Big Data may also be the foundation of an education revolution. Online education – from iPads that help children to read to advanced university courses on the Web – are already disrupting the industry. Some education experts, however, believe Big Data’s capacity to help us pinpoint each person’s learning style will be an even bigger breakthrough. In their new book, Breakthrough Leadership in the Digital Age, Frederick Hess and Bror Saxberg argue that better tech-enabled measurement and assessment, combined with our new understanding of the science of learning, will help “learning engineers” (teachers) design highly successful individualized learning plans for each student. 

Technology that can take students to any corner of the knowledge universe, combined with customized courses of study and learning tools, could make education far more cost effective—and more effective period. 

The data driven world is not without its pitfalls. The tension between national security and privacy is a prime example. Most citizens probably want their government to prevent attacks, terrorist or otherwise, and will sanction the CIA, NSA, FBI, and Pentagon to protect us. The revelations, however, that the NSA intercepted huge troves of Internet and phone data, including that of American citizens, ignited the most serious discussion on the topic in a long time. 

Even citizens who usually support the government’s efforts began to question whether an important line had been crossed. Personal data, from online transactions to digital photos, will only grow, and our adversaries will continue to find sophisticated ways to use data and digital technologies. The nation, therefore, will have to establish (or at least attempt) a new balance, and today, it is not clear where that new line will be drawn. 

Technology will also present us with other challenging questions—say, how to regulate driverless cars, unmanned flying drones, and health related smartphone apps. Are driverless cars and drones more like remote control toy cars and planes? Or are they scary and subversive, if no longer science fiction? Will health apps, which are multiplying by the day, be considered simple, fun consumer items? Or will the FDA regulate them as medical devices? The questions of liability and regulation won’t always be clear or easy. 

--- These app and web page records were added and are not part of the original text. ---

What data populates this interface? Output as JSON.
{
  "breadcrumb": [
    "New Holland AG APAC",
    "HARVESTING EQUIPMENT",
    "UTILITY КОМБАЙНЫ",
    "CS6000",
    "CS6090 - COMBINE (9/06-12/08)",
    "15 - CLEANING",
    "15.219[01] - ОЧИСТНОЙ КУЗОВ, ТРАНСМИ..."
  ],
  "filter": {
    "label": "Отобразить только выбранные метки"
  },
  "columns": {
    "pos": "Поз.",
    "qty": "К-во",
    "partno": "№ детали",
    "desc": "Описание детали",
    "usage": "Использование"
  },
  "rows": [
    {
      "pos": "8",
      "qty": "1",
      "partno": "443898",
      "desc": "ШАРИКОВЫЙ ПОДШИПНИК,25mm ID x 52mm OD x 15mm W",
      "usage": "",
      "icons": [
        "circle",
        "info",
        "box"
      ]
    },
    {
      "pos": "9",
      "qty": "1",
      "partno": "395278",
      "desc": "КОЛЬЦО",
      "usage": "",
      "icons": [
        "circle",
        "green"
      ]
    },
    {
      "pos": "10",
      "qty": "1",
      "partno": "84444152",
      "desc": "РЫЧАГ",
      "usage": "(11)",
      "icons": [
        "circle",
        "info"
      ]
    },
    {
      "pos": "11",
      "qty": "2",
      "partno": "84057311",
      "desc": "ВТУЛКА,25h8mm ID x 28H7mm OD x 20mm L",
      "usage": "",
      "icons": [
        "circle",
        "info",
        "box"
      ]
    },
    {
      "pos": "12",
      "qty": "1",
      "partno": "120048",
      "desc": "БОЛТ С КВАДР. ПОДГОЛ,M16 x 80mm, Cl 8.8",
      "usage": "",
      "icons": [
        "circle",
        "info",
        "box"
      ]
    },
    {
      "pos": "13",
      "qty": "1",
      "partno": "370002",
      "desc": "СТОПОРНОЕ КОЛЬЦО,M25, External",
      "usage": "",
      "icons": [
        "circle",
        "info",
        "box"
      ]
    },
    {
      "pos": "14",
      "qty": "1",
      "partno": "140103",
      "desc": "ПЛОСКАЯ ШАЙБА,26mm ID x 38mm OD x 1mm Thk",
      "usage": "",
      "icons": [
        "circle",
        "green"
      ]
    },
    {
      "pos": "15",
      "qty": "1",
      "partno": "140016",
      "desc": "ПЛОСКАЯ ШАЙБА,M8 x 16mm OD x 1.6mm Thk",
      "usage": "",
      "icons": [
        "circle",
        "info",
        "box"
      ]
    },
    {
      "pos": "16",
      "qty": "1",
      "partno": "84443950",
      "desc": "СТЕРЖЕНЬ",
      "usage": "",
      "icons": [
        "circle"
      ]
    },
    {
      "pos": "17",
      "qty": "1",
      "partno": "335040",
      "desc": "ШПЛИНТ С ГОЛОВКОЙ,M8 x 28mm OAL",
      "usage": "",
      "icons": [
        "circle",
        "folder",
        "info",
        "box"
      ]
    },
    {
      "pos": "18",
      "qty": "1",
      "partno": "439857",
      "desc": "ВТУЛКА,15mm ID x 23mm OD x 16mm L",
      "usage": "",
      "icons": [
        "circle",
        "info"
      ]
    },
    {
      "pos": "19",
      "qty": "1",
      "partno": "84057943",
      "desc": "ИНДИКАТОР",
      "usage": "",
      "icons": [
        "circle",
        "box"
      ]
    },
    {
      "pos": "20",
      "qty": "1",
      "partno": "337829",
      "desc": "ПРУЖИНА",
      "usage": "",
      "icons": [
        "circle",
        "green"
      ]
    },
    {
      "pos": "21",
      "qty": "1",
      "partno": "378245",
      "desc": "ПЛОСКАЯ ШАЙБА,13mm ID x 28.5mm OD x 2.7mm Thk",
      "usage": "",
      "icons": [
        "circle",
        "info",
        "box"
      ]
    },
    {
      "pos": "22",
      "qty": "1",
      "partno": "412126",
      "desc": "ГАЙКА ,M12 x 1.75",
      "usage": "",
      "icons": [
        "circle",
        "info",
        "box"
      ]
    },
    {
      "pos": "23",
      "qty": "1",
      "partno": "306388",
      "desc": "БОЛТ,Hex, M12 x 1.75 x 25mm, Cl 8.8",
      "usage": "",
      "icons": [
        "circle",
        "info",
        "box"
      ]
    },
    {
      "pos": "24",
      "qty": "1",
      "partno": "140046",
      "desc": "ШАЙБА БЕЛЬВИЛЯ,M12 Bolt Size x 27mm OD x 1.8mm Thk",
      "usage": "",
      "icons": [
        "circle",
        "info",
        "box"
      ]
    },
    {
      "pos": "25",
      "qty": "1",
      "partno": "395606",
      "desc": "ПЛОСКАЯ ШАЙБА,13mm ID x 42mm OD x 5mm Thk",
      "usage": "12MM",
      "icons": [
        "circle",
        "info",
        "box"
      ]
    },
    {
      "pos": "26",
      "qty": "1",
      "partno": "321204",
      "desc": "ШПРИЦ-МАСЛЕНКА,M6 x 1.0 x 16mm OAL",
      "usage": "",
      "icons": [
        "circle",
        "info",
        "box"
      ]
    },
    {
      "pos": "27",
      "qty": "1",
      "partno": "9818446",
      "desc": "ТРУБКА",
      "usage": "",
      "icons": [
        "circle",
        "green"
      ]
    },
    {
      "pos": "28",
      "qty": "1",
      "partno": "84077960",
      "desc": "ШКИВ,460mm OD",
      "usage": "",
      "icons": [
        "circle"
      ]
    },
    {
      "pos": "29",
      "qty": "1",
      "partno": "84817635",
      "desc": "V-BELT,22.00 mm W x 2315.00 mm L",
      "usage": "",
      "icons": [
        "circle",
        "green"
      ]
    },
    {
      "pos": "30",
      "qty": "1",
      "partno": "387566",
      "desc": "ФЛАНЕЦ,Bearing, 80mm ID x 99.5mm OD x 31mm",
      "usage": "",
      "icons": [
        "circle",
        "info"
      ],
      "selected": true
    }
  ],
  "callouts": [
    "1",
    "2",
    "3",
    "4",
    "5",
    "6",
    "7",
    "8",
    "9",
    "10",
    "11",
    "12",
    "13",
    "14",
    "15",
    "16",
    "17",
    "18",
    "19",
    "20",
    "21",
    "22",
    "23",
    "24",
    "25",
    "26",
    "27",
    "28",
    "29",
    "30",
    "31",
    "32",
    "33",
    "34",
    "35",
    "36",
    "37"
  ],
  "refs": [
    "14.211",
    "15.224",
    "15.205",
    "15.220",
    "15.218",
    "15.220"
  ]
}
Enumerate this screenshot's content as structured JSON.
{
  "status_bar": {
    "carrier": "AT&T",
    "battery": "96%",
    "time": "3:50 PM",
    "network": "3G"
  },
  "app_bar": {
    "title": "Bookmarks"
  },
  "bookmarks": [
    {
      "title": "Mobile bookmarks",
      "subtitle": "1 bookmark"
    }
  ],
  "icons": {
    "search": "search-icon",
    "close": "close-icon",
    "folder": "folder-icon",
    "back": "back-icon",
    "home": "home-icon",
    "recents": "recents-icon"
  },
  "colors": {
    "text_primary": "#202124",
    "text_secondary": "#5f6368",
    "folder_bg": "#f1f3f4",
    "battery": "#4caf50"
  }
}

Another potential pitfall is the basic tension between technology and government. At its best, technology allows us to do more with less. Technology that puts many of the most important functions of government into software is good for citizens but may not be good for government employment. The widespread adoption of effective technology for public purposes may, therefore, meet fierce resistance. 

On the other hand, the fastest growing component of Apple’s workforce is its retail store “geniuses,” or clerks. A government workforce that effectively deploys IT could earn the resources to sustain itself. The known incentives and information-deficits of government, however, don’t point in that direction. 

We should focus on four areas of policy to ensure America’s success as a “Data Nation.” 

1. Support policies that encourage investment in broadband networks, technology education, and data entrepreneurship.

2. Make prudent use of simple technologies to deliver existing government services in a far more efficient and user-friendly manner.

3. Help jolt healthcare and education to higher levels of productivity by enacting policies that make it economically rational for firms in these stagnant sectors to make better use of IT and Big Data.

4. Be open to new data-driven industries, encouraging experimentation and innovation—for example, the combination of driverless cars and smart traffic management.

The United States today leads the world in data-driven innovation—we have the most sophisticated broadband infrastructure (both wired and wireless), cloud companies, and Big Data start-ups. Yet, substantial portions of our economy—government, health, and education—don’t yet measure up to these high standards. With the right incentives and flexible policies, data-driven innovation could infiltrate these underperforming sectors and make us smarter, healthier, and wealthier.